Abstract: In a natural clay, the occurrence of a high sensitivity, i.e. a high quotient between the shear strength of the undisturbed and remolded softs respectively, under undrained conditions, is connected to thixotropic effects and to “quickness”.
The general composition of the soils in which quick clay occurs is described, and mention is made of the occurrence of non-argillaceous rock fragments in a matrix of clay particles. Illite is the main clay mineral. Quickness occurs both in salt-leached, marine deposited clays and in clays deposited in fresh water. The pore water of these clays is low in electrolytes and undecomposed organic material. It is found that quick clays often occur near peat and similar humic deposits. Also briefly discussed is the internal stress distribution in natural clays under various consolidation conditions, the structure of quick clays and their conditions of formation. The consistency of clays is considered, as is the stability and coagulation conditions of suspensions. This is followed by a commentary on physico-chemical effects contributing to the formation of quick clays under natural conditions, and a discussion of the salt-leaching theory and the theory on the effect of peptizing agents.

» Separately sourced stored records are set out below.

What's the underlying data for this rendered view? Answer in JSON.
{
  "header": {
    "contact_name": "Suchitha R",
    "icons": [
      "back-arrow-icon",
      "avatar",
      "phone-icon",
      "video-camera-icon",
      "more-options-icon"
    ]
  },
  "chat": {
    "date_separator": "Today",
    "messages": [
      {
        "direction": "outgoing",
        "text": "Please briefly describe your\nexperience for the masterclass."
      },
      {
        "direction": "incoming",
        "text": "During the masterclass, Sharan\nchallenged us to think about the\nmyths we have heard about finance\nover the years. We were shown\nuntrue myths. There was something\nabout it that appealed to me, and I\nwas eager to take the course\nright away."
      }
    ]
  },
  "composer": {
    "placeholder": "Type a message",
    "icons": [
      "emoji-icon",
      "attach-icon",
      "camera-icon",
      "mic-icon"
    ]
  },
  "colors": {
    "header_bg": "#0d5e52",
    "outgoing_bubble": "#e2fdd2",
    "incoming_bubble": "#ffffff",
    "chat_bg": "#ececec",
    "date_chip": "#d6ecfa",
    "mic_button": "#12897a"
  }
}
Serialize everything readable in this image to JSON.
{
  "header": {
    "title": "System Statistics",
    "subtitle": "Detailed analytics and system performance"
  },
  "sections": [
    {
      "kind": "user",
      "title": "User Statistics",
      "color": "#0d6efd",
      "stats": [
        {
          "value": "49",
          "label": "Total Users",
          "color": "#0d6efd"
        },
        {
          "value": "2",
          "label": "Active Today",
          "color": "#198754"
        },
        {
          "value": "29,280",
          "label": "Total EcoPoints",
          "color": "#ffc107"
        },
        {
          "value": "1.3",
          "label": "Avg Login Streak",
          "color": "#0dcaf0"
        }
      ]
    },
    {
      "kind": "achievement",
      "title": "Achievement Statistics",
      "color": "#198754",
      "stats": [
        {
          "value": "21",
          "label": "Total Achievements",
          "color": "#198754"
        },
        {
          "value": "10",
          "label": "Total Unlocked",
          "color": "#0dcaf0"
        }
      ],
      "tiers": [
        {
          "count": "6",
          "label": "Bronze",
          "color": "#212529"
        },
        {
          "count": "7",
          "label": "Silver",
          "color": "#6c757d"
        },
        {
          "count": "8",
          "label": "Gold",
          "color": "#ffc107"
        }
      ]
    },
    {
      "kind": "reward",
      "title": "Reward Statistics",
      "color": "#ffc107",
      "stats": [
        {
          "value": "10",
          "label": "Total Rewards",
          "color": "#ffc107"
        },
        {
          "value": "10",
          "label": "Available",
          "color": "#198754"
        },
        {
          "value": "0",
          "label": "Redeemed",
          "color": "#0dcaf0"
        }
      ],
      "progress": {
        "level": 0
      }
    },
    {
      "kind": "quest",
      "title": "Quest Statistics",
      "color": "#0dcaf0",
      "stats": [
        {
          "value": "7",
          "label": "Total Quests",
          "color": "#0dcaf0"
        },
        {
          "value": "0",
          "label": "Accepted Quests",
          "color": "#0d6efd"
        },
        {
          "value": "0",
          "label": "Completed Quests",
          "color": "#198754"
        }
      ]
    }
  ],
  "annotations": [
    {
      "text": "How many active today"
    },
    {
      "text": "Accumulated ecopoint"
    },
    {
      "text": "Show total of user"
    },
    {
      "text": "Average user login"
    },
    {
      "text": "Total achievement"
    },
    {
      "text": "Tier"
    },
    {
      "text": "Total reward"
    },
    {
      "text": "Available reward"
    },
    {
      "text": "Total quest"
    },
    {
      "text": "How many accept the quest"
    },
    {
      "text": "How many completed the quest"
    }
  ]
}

In the discussion, the author draws parallels between the coagulation and the thixotropic phenomena, and between the stability and dispersion of suspensions and the quickness.